Update: On August 17, 2015, Novartis was informed of a third MS patient taking Gilenya (who had not previously used Tysabri) who developed PML. This patient has a history of colorectal cancer treated with chemotherapy and radiation treatment, as well as Crohn's disease, and Novartis says they are currently in "active discussions with external advisors to review details of this case and the role of various risk factors contributing to the development of PML."

Two prior cases of PML in patients taking Gilenya WITH prior exposure to immunosuppressant drugs:
Case #1: In April 2012, Novartis reported a case of PML in a patient receiving Gilenya who had previously been treated for more than three years with natalizumab (Tysabri, Biogen) before switching to fingolimod. Tysabri exposure in patients who test positive for antibodies to the JC virus is a known risk factor for the development of PML.

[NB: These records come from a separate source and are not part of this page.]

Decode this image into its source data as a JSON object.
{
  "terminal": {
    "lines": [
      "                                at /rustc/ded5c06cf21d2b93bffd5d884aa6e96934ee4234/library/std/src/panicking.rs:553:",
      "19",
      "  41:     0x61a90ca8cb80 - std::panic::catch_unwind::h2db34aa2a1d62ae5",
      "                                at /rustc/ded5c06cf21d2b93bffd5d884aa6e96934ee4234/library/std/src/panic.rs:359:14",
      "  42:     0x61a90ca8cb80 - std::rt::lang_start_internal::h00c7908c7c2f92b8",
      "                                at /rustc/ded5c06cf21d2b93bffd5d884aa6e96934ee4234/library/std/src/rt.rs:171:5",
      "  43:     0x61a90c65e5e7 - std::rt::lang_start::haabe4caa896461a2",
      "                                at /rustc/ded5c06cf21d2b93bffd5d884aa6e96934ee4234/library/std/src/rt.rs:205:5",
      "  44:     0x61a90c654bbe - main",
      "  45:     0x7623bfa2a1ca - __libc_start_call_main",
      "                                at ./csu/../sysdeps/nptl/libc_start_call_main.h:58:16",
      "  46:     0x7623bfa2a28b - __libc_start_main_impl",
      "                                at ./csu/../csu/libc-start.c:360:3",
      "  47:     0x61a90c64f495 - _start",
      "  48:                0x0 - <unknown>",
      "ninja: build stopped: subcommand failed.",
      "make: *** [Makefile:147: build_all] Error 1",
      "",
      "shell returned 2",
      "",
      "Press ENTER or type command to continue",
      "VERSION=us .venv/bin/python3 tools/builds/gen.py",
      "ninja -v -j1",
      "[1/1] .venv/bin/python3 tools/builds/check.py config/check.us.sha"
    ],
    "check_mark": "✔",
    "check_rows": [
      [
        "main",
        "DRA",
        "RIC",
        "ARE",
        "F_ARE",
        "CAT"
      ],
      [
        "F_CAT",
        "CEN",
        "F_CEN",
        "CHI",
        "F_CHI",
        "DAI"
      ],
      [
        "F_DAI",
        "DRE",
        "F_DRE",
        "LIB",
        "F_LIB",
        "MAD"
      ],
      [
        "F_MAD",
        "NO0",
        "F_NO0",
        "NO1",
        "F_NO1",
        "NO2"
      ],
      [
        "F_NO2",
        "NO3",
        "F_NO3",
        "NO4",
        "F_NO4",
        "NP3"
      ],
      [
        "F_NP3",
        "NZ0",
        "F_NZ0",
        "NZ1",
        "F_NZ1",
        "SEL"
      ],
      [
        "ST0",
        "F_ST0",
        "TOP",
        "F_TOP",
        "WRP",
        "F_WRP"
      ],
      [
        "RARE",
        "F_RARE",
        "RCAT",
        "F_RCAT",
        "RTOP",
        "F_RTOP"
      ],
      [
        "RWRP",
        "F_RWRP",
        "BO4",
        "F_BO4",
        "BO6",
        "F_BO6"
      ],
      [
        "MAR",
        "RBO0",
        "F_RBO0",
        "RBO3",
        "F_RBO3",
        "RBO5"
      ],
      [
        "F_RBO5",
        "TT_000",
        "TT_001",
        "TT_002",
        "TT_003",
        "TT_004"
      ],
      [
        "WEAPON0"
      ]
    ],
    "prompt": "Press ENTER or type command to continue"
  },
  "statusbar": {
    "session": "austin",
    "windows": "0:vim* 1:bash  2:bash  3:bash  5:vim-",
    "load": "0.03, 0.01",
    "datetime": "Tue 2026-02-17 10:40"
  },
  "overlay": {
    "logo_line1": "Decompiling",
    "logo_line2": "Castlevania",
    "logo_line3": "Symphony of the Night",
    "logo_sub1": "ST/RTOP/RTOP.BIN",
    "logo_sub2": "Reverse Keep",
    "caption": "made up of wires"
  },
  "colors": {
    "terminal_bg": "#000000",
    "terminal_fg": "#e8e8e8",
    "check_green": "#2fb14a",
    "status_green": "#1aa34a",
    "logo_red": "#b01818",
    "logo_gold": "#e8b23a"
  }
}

Case #2: In August 2013, the FDA reported that a patient developed PML after taking Gilenya for eight months. However, PML could not be conclusively linked to Gilenya because the patient had been treated with: 1) an immunosuppressant drug (azathioprine) prior to starting Gilenya, and 2) multiple courses of intravenous corticosteroids, which can weaken the immune system, before and during Gilenya treatment.

What is PML?
Progressive multifocal leukoencephalopathy (PML) is a rare and serious brain infection caused by the John Cunningham (JC) virus. The JC virus is a common virus that is harmless in most people but can cause PML in some patients who have weakened immune systems, including those taking immunosuppressant drugs. Symptoms of PML are diverse and may include progressive weakness on one side of the body; clumsiness; vision problems; confusion, and changes in thinking, personality, memory and orientation. The progression of deficits can lead to severe disability or death. A magnetic resonance imaging (MRI) scan may find lesions in the brain before these symptoms develop.

What should I do about PML if I take Gilenya?
  • Seek medical attention immediately if you experience symptoms that concern you, such as:
    • - new or worsening weakness
      - trouble using your arms or legs
      - changes in thinking, eyesight, strength, or balance
  • Do not stop taking Gilenya without first talking to your health care professional.
  • Read the Medication Guide you receive with your Gilenya prescription.
  • Discuss any questions or concerns about Gilenya and the risk of PML with your health care professional.
Healthcare professionals and patients are also encouraged to report adverse events or side effects related to the use of these products to the FDA's MedWatch Safety Information and Adverse Event Reporting Program.

FDA Drug Safety Communication: FDA warns about cases of rare brain infection with MS drug Gilenya (fingolimod) in two patients with no prior exposure to immunosuppressant drugs [August 4, 2015].

Tuesday, August 4, 2015

Do You Take Medications As Prescribed?

In a recent TEDxTalk in Basel, Switzerland, Silja Chouquet, a healthcare consultant and personal friend of mine, discussed the complexity of prescribed medications, why people don’t take their medication, and what we should do about it. Silja is passionate about the role that healthcare companies, including pharma, can play in moving beyond the pill to helping patients become more ‘compliant’ or better yet, empowered.

"If we could develop something to get people to take the medicine we prescribe them, it would have a greater benefit to society than any new drug we could develop." -Chouquet.

Read this post in its entirety:
Compliant, Complacent, or Condemned: Which Type of Patient Are You?